    11 June 2024 13: 06
    Intelligence is the eyes and ears of headquarters. The SBU did the right thing by prohibiting the media from filming the sites where our missiles hit. We still allow this. They act according to the laws of war. We have not yet come to our senses. Many objects, both Ukrainian and Russian, have been known since the days of sharing pictures on the Internet. Previously, if you wanted, you could find your own on the Internet. And if so, then any object. And all the same, the main character in intelligence will remain a person.
  2. 0
    11 June 2024 15: 32
    We are forbidden to show it so that people don’t see anything, there are no losses, no shelling, we are advancing successfully. And the Ukrainians show, they especially like to show collapsed entrances.
  3. -1
    11 June 2024 18: 00
    With the development of technology, these analytical methods not only have not lost their relevance, but have begun to show absolutely fantastic results, which could only be dreamed of half a century ago.
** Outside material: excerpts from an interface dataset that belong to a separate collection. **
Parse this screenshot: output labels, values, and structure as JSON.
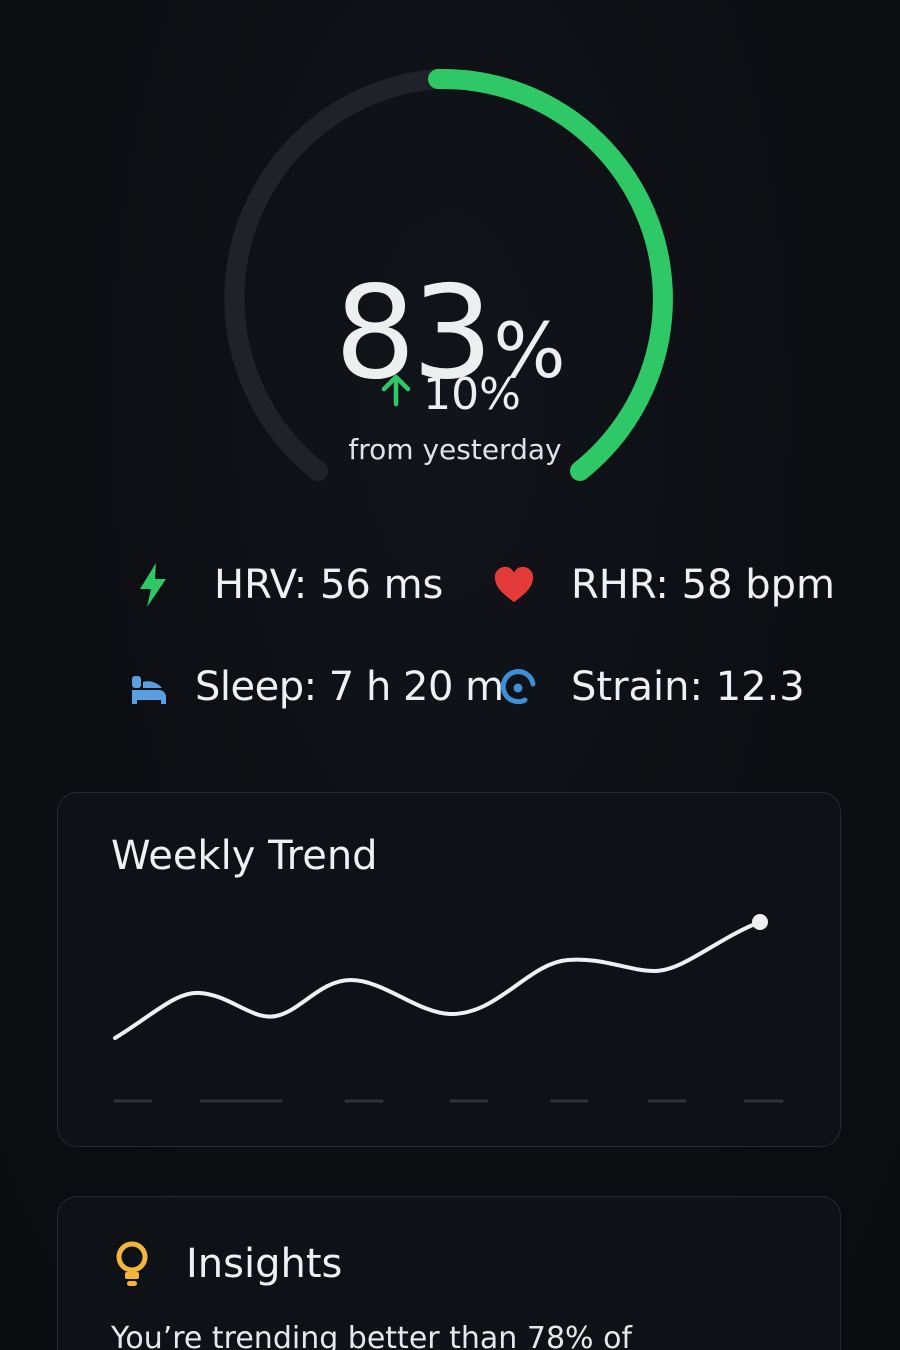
{
  "recovery": {
    "score": "83",
    "unit": "%",
    "progress_percent": 83,
    "delta": "10%",
    "delta_caption": "from yesterday",
    "colors": {
      "track": "#1f2329",
      "progress": "#2ec866",
      "up_arrow": "#2ec866"
    }
  },
  "metrics": {
    "hrv": {
      "icon": "lightning-icon",
      "label": "HRV: 56 ms",
      "color": "#2ec866"
    },
    "rhr": {
      "icon": "heart-icon",
      "label": "RHR: 58 bpm",
      "color": "#e53a3a"
    },
    "sleep": {
      "icon": "bed-icon",
      "label": "Sleep: 7 h 20 m",
      "color": "#5aa0e0"
    },
    "strain": {
      "icon": "strain-gauge-icon",
      "label": "Strain: 12.3",
      "color": "#3d8fd6"
    }
  },
  "weekly_trend": {
    "title": "Weekly Trend",
    "line_color": "#eef0f2"
  },
  "insights": {
    "icon": "lightbulb-icon",
    "icon_color": "#f2b63a",
    "title": "Insights",
    "text": "You’re trending better than 78% of"
  }
}
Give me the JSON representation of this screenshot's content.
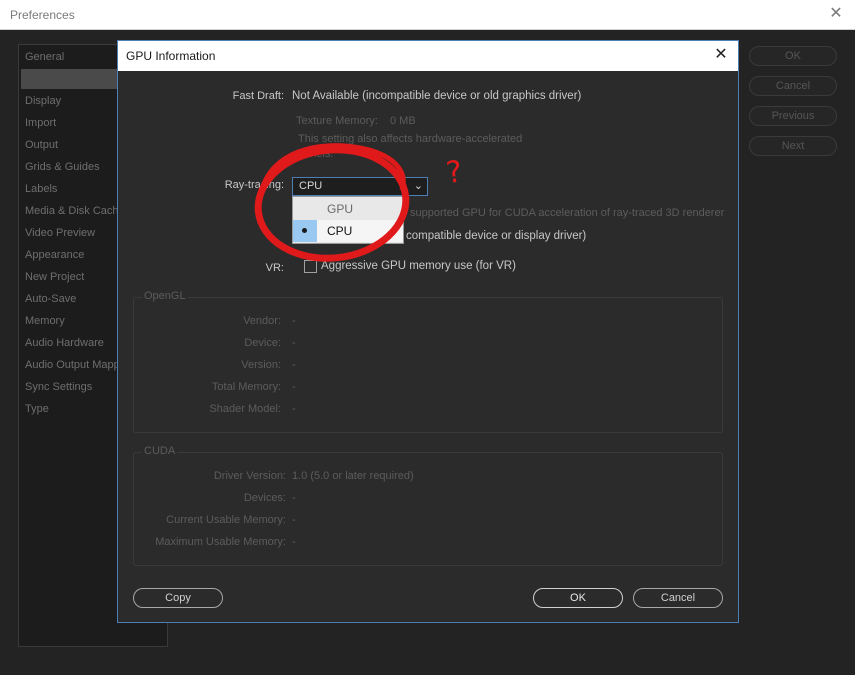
{
  "preferences": {
    "title": "Preferences",
    "sidebar": [
      "General",
      "",
      "Display",
      "Import",
      "Output",
      "Grids & Guides",
      "Labels",
      "Media & Disk Cache",
      "Video Preview",
      "Appearance",
      "New Project",
      "Auto-Save",
      "Memory",
      "Audio Hardware",
      "Audio Output Mapping",
      "Sync Settings",
      "Type"
    ],
    "buttons": {
      "ok": "OK",
      "cancel": "Cancel",
      "previous": "Previous",
      "next": "Next"
    }
  },
  "dialog": {
    "title": "GPU Information",
    "fast_draft": {
      "label": "Fast Draft:",
      "value": "Not Available (incompatible device or old graphics driver)"
    },
    "texture_memory": {
      "label": "Texture Memory:",
      "value": "0 MB"
    },
    "fast_draft_note_line1": "This setting also affects hardware-accelerated",
    "fast_draft_note_line2": "panels.",
    "ray_tracing": {
      "label": "Ray-tracing:",
      "selected": "CPU",
      "options": [
        "GPU",
        "CPU"
      ],
      "note": "supported GPU for CUDA acceleration of ray-traced 3D renderer",
      "availability": "compatible device or display driver)"
    },
    "vr": {
      "label": "VR:",
      "checkbox_label": "Aggressive GPU memory use (for VR)",
      "checked": false
    },
    "opengl": {
      "title": "OpenGL",
      "fields": [
        {
          "label": "Vendor:",
          "value": "-"
        },
        {
          "label": "Device:",
          "value": "-"
        },
        {
          "label": "Version:",
          "value": "-"
        },
        {
          "label": "Total Memory:",
          "value": "-"
        },
        {
          "label": "Shader Model:",
          "value": "-"
        }
      ]
    },
    "cuda": {
      "title": "CUDA",
      "fields": [
        {
          "label": "Driver Version:",
          "value": "1.0 (5.0 or later required)"
        },
        {
          "label": "Devices:",
          "value": "-"
        },
        {
          "label": "Current Usable Memory:",
          "value": "-"
        },
        {
          "label": "Maximum Usable Memory:",
          "value": "-"
        }
      ]
    },
    "buttons": {
      "copy": "Copy",
      "ok": "OK",
      "cancel": "Cancel"
    }
  },
  "annotation": {
    "mark": "?",
    "color": "#e01a1a"
  }
}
    And armchair strategists continue to mumble that they “don’t know how to fight”, “but in the Second World War”, etc.
  4. 0
    11 June 2024 20: 00
    .. Many of those who took selfies from the front line and posted them publicly will no longer be able to do so

    well said, because you have to think!
  5. 0
    11 June 2024 22: 24
    OSINT investigators named the real irretrievable losses of the Ukrainian army. The irretrievable losses of the Ukrainian Armed Forces as of October 20, 2022 amounted to 402 people, of which 000 were killed.

    Such loss figures do not go anywhere. What kind of misinformation is this?
  6. 0
    11 June 2024 23: 22
    The irretrievable losses of the Ukrainian Armed Forces as of October 20, 2022 amounted to 402 people, of which 000 were killed. Losses among mercenaries and volunteers from Poland, the Baltic states, and Romania amounted to 387, of which 000 people were killed.

    And after

    The ratio of irretrievable losses of the military forces of Russia and Ukraine during the Northern Military District is approximately one to five, said Russian President Vladimir Putin.

    Those. The Russian Federation has lost about 100 thousand soldiers over these two years.... Yeah...
  7. 0
    12 June 2024 09: 00
    I immediately remember that when Putin said “there won’t be” on TV,
    then Biden has already named the date.
    And “umbrellas” have been openly welded onto tanks for six months now, and this was openly covered in the official media.